Approaches to Family Therapy

Just like individual therapies, family therapy can have different approaches and goals. It’s up to the therapist to determine which course will work best for the client and their family. Often, they use a combination of several techniques throughout the treatment.


Experiential therapy helps people heal through experiences and includes things like recreational therapy. Family therapy usually involves some acting. One technique is called psychodrama, which involves clients and their loved ones reenacting certain situations. 

Here, family members recreate a conflict scenario, and the therapist guides them through healthier ways to react and resolve the issue. Sometimes the therapist will do this with puppets to give those involved the perception of someone else talking, which often feels safer.

Experiential therapy provides a safe environment for situations that might not feel safe. The therapist, client, and trusted support system can “hash out” problematic behaviors that may have caused stress or trauma in the past without anyone getting hurt. If similar problems arise in the future, they now have the tools to turn these situations into positive experiences. 



Hungarian psychiatrist Dr. Ivan Boszormenyi-Nagy developed contextual family therapy. He observed that much trauma and behaviors repeated themselves in each subsequent generation. These behaviors affected each individual in the family system. Therefore the individual could address their needs only within the context of their family.

Dr. Boszormenyi-Nagy developed four principles of contextual therapy:

  • People are products of their environment—how we act and perceive the world is based on our experiences. Contextual therapy aids clients in understanding exactly how their therapy dynamic has affected them.
  • Contextual therapy is client-centered—while we can use it in a family setting, the focus is still on the individual in residential treatment.
  • Contextual therapy is goal-oriented—rather than aiming to “feel better,” contextual therapy offers achievable, tangible goals. 
  • Contextual therapy is collaborativetrust between the therapist and client is a vital bond. The therapist guides clients toward understanding their circumstances and works alongside them to define and achieve goals.

Contextual family therapy considers the entire family dynamic when treating one person, though everyone participating can benefit from the knowledge it provides.

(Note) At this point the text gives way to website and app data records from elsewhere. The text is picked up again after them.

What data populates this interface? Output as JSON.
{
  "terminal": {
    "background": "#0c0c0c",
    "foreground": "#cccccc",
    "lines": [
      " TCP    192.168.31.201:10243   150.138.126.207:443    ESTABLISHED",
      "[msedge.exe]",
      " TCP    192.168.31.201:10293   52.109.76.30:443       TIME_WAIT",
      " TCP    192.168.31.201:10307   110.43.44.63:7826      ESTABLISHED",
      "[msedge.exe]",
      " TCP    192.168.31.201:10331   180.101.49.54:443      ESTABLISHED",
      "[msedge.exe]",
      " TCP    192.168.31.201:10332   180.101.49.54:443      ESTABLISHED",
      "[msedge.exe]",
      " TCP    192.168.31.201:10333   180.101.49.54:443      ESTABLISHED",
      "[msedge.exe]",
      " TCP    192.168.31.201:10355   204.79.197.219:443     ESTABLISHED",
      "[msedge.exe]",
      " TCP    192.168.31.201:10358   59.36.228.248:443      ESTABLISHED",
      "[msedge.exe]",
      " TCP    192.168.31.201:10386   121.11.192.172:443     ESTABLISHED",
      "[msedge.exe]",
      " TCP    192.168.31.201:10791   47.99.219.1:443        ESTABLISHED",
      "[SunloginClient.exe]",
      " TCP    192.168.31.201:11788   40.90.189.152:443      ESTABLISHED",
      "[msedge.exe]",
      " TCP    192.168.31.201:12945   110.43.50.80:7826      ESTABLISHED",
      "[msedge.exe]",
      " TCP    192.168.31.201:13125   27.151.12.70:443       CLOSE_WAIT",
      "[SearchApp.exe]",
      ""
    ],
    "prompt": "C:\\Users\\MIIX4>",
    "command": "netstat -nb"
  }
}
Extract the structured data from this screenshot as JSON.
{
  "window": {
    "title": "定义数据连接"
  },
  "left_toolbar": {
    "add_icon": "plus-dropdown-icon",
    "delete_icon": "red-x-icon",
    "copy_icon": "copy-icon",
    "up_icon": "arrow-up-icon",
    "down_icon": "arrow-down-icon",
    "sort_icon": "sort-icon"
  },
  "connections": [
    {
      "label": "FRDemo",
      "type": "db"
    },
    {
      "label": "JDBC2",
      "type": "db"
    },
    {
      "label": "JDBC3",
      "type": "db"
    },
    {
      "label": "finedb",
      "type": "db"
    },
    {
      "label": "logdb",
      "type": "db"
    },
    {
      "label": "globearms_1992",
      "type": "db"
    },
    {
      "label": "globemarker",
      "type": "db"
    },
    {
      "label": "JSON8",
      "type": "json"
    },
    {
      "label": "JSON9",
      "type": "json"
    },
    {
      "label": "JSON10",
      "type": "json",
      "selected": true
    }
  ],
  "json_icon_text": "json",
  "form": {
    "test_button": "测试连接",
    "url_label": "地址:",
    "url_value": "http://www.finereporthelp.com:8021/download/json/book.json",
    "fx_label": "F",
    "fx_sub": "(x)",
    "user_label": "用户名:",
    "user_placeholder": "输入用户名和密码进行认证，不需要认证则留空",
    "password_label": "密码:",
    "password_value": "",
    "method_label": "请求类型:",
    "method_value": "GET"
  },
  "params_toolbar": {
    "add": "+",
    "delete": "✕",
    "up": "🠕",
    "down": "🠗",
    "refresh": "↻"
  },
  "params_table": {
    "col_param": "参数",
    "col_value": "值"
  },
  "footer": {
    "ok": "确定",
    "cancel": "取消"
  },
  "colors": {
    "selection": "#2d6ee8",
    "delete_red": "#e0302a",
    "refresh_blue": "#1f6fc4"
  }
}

Because the client and therapist will also outline real goals, the family can support them and help keep them accountable.

Emotionally Focused

Often, attachment trauma can resonate throughout a person’s life. Emotionally focused family therapy helps clients and their families mend bonds and create secure attachments. Like contextual therapy, it acknowledges dysfunctional family systems across generations and learned patterns.

It can be focused on partnerships but is more common in caregiver-child relationships. We don’t blame the caregivers but compel them to understand how their actions may have created attachment trauma in their children. They might even realize things about their past that lead to these behaviors, allowing them space and resources to resolve these issues.


Family Therapy Sessions at Sequoia Behavioral Health

We can’t do it all on our own. Especially when something brings you into residential treatment, finding a healthy, happy way forward with those who love and support you is crucial. 

Our team will ensure that you have the tools for life after treatment and that your closest family and friends do, too. Family therapy at Sequoia only happens once or twice a week and is individualized to each client and their unique situation. 

Please schedule a consultation with us today, and learn what residential treatment looks like at Sequoia.